(GIVEN INFORMATION Opens)
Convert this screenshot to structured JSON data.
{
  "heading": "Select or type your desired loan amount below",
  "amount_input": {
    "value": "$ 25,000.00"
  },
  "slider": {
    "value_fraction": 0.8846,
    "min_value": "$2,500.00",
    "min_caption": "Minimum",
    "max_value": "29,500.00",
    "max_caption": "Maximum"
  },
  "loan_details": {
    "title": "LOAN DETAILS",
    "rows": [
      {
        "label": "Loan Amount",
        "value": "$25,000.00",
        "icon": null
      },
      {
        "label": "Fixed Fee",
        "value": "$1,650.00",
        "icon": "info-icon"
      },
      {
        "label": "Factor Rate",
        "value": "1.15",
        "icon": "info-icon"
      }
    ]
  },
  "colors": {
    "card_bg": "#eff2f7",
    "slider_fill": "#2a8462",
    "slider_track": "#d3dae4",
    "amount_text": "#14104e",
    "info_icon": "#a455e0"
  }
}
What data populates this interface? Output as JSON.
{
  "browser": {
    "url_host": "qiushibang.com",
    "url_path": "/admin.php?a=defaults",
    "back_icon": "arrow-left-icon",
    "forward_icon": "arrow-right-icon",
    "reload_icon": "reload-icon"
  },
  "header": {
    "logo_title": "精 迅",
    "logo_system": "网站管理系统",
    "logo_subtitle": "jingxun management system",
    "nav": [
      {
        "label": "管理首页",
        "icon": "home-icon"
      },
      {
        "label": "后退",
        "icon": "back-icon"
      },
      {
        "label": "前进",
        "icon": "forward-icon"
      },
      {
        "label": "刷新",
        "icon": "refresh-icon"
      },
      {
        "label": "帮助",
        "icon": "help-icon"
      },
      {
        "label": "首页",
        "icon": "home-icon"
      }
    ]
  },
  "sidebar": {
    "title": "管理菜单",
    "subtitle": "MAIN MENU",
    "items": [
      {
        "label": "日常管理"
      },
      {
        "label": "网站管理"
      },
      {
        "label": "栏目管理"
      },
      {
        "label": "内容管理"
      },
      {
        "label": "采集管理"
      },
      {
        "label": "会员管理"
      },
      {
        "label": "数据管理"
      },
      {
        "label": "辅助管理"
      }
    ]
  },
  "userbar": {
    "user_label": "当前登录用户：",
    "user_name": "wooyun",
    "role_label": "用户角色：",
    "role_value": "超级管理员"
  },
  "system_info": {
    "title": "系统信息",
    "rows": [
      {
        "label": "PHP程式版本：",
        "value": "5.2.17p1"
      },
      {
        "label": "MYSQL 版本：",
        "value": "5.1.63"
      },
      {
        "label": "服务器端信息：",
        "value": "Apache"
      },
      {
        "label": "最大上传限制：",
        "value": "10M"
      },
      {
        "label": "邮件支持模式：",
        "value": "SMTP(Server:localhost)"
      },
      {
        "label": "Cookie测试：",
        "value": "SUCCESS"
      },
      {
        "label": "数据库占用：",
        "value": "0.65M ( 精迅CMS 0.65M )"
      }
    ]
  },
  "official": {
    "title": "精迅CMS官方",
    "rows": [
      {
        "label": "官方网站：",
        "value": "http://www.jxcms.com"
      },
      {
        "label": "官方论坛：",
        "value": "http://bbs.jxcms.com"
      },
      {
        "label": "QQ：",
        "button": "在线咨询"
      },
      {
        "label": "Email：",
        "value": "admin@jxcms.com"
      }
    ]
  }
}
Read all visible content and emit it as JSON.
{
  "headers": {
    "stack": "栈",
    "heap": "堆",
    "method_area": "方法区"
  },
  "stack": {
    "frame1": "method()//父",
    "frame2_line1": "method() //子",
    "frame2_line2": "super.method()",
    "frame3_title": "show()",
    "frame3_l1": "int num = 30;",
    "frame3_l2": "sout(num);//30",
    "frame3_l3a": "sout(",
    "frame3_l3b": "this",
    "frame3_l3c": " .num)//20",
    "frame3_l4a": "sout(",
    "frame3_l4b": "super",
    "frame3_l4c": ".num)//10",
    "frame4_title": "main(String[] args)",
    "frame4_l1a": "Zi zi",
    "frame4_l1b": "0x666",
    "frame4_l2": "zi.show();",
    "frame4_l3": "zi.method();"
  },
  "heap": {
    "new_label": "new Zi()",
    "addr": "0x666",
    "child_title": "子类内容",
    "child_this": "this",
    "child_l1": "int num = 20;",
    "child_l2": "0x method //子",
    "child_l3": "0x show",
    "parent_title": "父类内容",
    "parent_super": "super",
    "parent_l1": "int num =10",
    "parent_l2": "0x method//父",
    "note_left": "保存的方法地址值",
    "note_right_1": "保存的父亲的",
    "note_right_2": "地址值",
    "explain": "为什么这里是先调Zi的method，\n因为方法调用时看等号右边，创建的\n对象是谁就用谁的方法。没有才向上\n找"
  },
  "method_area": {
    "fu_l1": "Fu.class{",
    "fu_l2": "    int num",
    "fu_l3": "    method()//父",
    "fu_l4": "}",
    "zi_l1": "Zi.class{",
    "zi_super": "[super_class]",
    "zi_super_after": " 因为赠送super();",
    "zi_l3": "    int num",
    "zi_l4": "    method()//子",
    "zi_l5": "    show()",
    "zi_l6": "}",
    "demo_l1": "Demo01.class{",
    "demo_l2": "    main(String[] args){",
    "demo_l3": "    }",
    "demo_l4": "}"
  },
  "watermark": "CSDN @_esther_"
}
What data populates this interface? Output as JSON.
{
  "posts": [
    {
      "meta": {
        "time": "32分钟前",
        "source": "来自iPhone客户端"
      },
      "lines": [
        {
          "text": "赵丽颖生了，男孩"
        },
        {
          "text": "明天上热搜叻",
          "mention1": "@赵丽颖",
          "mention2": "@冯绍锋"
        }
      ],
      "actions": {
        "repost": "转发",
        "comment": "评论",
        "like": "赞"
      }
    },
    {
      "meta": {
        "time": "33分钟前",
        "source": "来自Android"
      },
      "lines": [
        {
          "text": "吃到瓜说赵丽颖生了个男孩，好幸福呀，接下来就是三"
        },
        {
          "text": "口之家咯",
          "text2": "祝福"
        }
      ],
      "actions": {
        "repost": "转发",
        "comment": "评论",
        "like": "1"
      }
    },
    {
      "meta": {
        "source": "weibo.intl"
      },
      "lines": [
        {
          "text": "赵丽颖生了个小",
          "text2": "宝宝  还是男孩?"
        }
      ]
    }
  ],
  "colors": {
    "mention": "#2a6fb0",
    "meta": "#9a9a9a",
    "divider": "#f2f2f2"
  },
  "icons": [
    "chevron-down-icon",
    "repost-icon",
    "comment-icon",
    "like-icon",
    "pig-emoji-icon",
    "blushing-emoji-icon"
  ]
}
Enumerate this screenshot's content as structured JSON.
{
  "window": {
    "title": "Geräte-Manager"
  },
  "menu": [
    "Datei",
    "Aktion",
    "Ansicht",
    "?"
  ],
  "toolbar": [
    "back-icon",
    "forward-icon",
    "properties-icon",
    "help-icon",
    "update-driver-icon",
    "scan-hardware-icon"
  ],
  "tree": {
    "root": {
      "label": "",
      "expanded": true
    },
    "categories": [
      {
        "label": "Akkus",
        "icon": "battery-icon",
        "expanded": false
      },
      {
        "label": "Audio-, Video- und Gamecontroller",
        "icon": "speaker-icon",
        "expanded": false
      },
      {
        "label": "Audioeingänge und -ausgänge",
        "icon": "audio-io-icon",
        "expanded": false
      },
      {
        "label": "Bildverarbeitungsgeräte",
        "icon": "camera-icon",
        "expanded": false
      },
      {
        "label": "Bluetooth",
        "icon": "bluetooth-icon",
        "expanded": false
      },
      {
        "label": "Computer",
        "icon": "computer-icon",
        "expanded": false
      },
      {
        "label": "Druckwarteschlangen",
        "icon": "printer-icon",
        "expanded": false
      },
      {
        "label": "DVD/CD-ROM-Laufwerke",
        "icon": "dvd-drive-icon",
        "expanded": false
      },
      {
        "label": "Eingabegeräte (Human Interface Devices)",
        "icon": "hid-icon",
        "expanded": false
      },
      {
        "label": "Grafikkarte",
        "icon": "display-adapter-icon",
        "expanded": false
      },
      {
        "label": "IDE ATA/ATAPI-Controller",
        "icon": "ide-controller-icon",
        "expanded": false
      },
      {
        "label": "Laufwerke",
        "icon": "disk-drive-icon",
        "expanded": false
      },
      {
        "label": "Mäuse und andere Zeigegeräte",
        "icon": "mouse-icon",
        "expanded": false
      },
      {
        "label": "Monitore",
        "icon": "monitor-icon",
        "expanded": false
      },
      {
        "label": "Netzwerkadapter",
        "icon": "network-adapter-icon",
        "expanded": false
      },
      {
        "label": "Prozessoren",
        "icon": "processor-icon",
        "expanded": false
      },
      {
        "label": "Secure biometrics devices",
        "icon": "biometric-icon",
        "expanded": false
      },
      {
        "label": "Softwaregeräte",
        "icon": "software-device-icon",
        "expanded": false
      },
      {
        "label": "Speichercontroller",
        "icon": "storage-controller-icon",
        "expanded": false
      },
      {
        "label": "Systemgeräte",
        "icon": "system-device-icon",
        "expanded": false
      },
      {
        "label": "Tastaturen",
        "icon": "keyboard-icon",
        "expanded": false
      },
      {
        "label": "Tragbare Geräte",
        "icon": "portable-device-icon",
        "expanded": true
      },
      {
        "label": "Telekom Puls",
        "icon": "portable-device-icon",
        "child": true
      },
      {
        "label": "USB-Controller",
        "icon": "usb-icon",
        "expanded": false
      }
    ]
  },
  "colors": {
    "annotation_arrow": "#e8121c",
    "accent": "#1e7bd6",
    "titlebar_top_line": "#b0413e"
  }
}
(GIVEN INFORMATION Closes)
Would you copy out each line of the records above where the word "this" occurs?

§ SOLUTION TO THE PROBLEM:
Convert this screenshot to structured JSON data.
What data populates this interface? Output as JSON.
    "frame3_l3b": "this",
    "child_this": "this",
What data populates this interface? Output as JSON.
Enumerate this screenshot's content as structured JSON.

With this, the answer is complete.